▸ **Work order**:
Please tally the lines of the records that contain "icon" and send back only the total.

▸ **Data listing**:
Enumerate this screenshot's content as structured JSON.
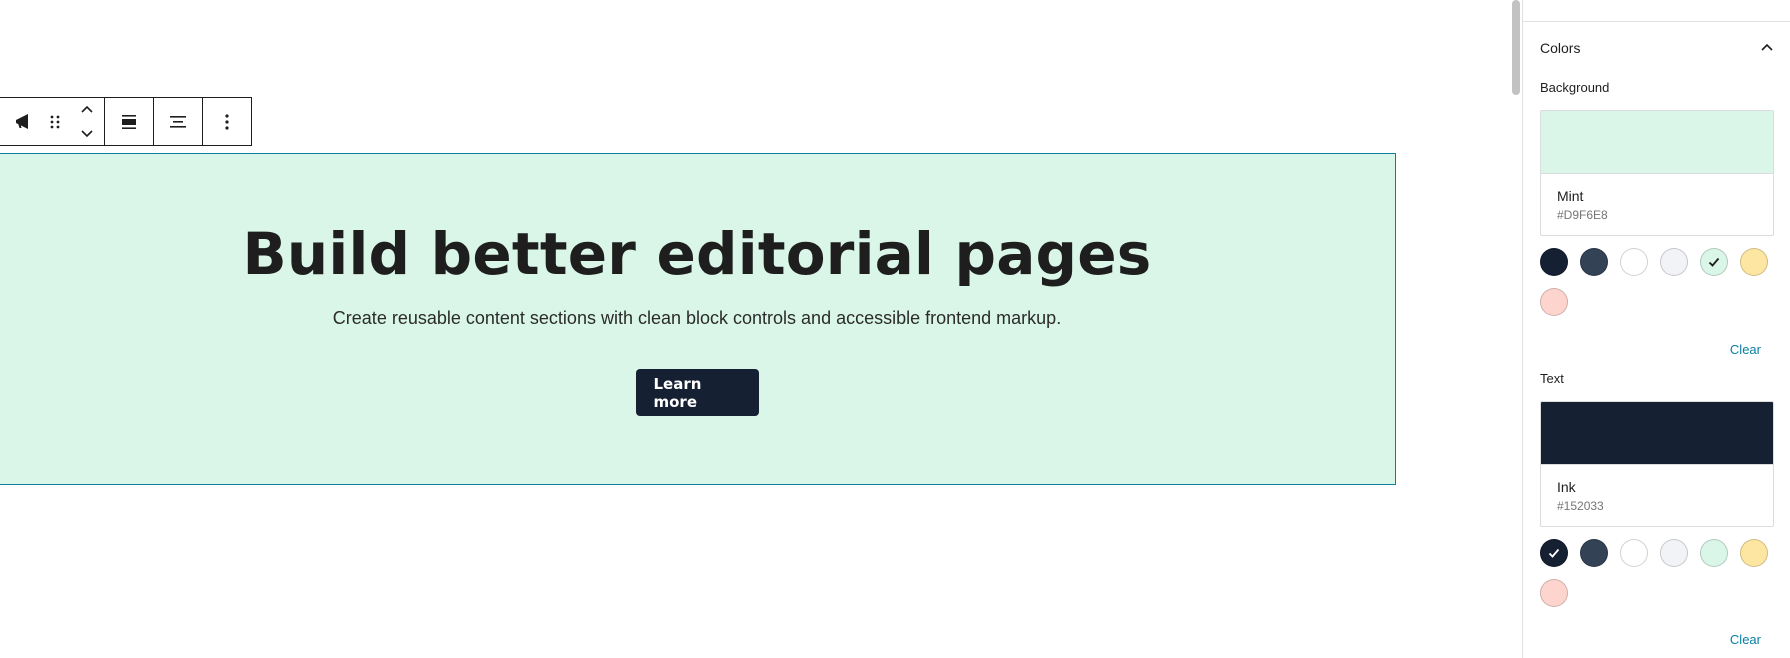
{
  "toolbar": {
    "block_icon": "megaphone-icon",
    "drag_icon": "drag-handle-icon",
    "move_up_icon": "chevron-up-icon",
    "move_down_icon": "chevron-down-icon",
    "align_icon": "align-wide-icon",
    "justify_icon": "justify-center-icon",
    "more_icon": "more-vertical-icon"
  },
  "hero": {
    "title": "Build better editorial pages",
    "subtitle": "Create reusable content sections with clean block controls and accessible frontend markup.",
    "button_label": "Learn more",
    "background_color": "#D9F6E8",
    "border_color": "#0A7FA3",
    "button_color": "#152033"
  },
  "sidebar": {
    "panel_title": "Colors",
    "panel_toggle_icon": "chevron-up-icon",
    "background": {
      "label": "Background",
      "selected_name": "Mint",
      "selected_hex": "#D9F6E8",
      "clear_label": "Clear"
    },
    "text": {
      "label": "Text",
      "selected_name": "Ink",
      "selected_hex": "#152033",
      "clear_label": "Clear"
    },
    "palette": [
      "#152033",
      "#344256",
      "#FFFFFF",
      "#F1F3F7",
      "#D9F6E8",
      "#FDE6A2",
      "#FDD5CE"
    ],
    "accent_color": "#0A7FA3"
  }
}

▸ **Your solution**:
8